Proof:

We claim that if $$S$$ is open, $$S'$$ is closed. Thus, we’d like to prove that for a sequence $$(x_k) \in S'$$:

$\text{lim}_{k \rightarrow \infty} (x_k)= x_0 \in S'$

We will prove this by contradiction.

Assume that $$\require{cancel} x_0 \cancel{\in} S'$$. Then, $$x_0 \in S$$.

Since $$S$$ is open, there exists an $$r>0$$, such that $$d(x_0,p)<r$$; that is, there exists an $$r$$-neighbourhood around $$x_0$$ in $$S$$.

Choose $$\epsilon<r$$, then there exists $$N \in \mathbb{N}$$, such that for all $$k>N$$, $$d(x_k, x_0)<\epsilon<r$$.

Thus, there exist $$x_k$$’s in the $$r$$-neighbourhood of $$x_0$$. Thus, for $$k>N$$, $$x_k \in S$$, which contradicts our initial assumption that $$(x_k) \in S'$$.
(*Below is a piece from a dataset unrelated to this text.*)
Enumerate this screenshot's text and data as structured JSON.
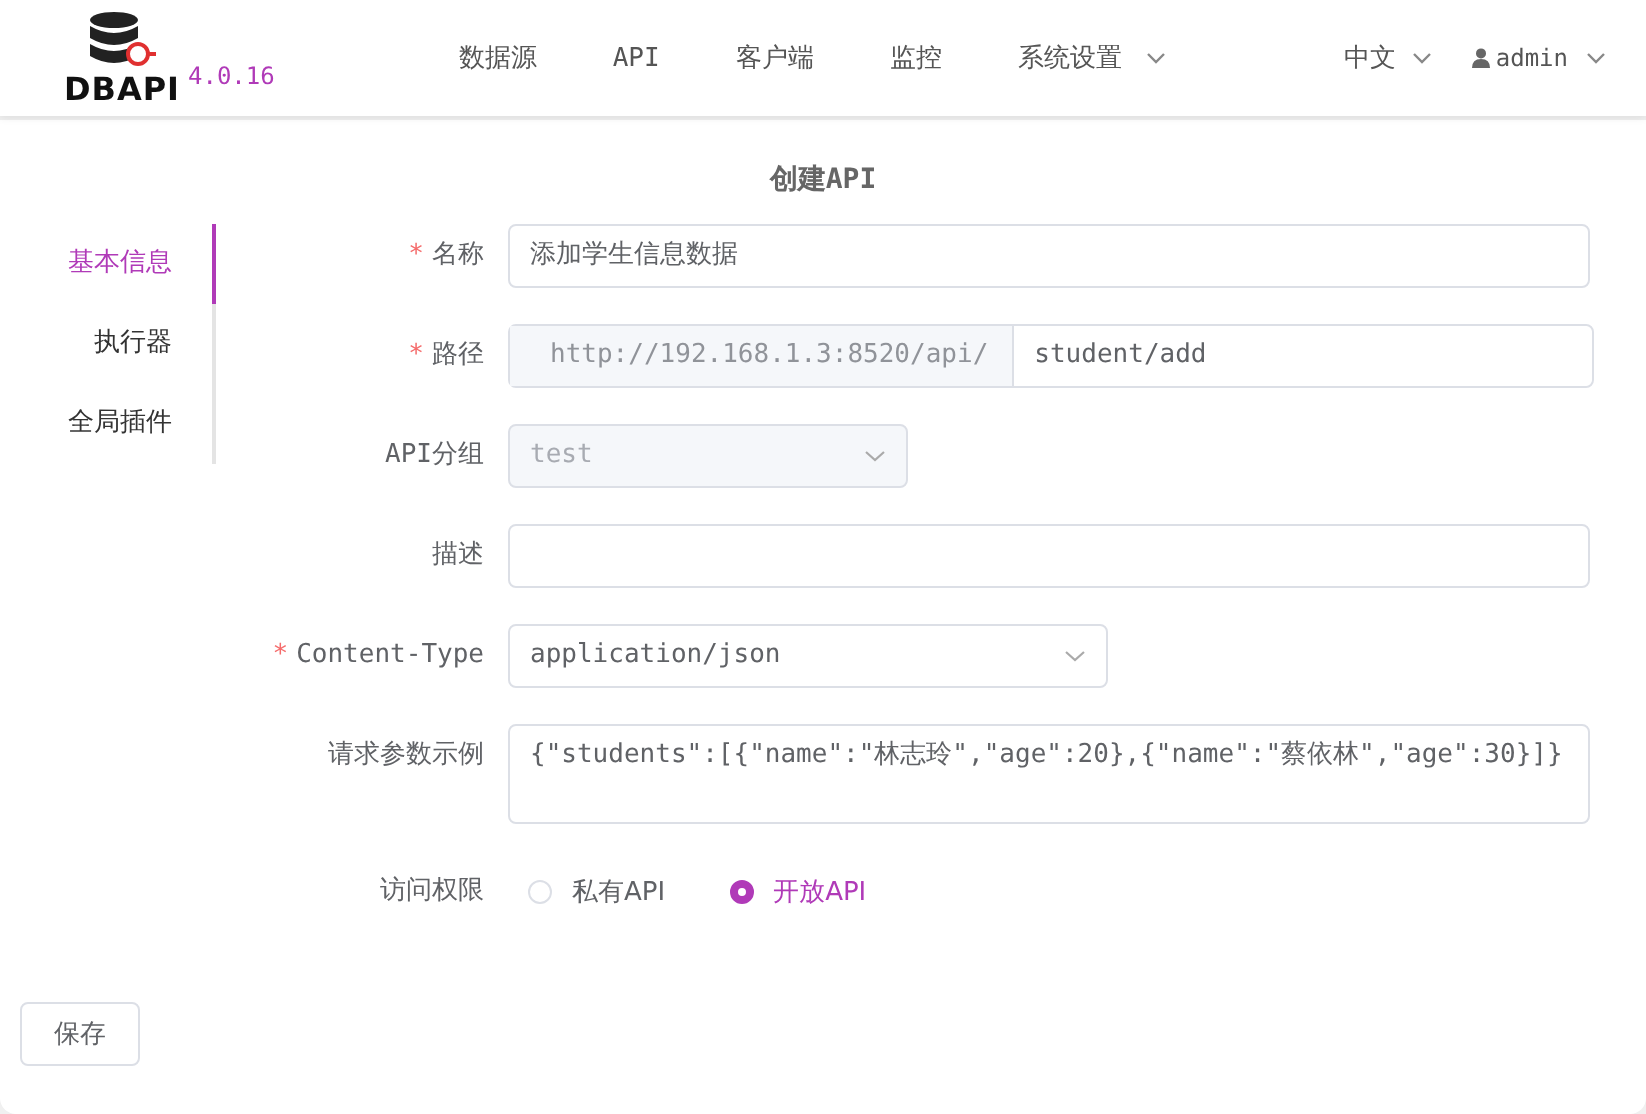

Thus, $$x_0 \in S'$$. Since $$(x_k)$$ is an arbitrary sequence in $$S'$$, $$S'$$ contains the limit points of all sequences within it.

Hence $$S'$$ is closed.

$\blacksquare$

#### Let $$x,y \in \mathbb{R}$$. If $$y-x>1$$, then show there exists $$z \in \mathbb{Z}$$ such that $$x<z<y$$.

Proof:

Consider the set $$U=\{u:u<y, u \in \mathbb{Z}\}$$.

Since $$U$$ is bounded from above by $$y$$, it has a least upper bound, call it $$U_\text{sup}$$.

We note that $$y-U_\text{sup}<1$$. This is because if $$y-U_\text{sup} > 1$$, then $$y-(U_\text{sup}+1) > 0$$, implying the $$U_\text{sup}$$ is not the largest $$x \in U$$ which satisfies $$x<y$$, which is a contradiction.

Thus, we can write:

$y-U_\text{sup}<1 \\ \Rightarrow U_\text{sup}-y>-1$

Adding the above identity to $$y-x>1$$, we get:

$U_\text{sup}-x>0 \\ \Rightarrow U_\text{sup}>x \\ x<U_\text{sup}<y$

Thus, we have found an $$z \in \mathbb{Z}$$ which satisfies $$x<z<y$$.

You can prove the same thing by assuming $$V=\{v:v>x, x \in \mathbb{Z}\}$$ and taking $$\text{inf } V$$, and performing a similar procedure.

$\blacksquare$
tags: Mathematics - Proof - Analysis - Pure Mathematics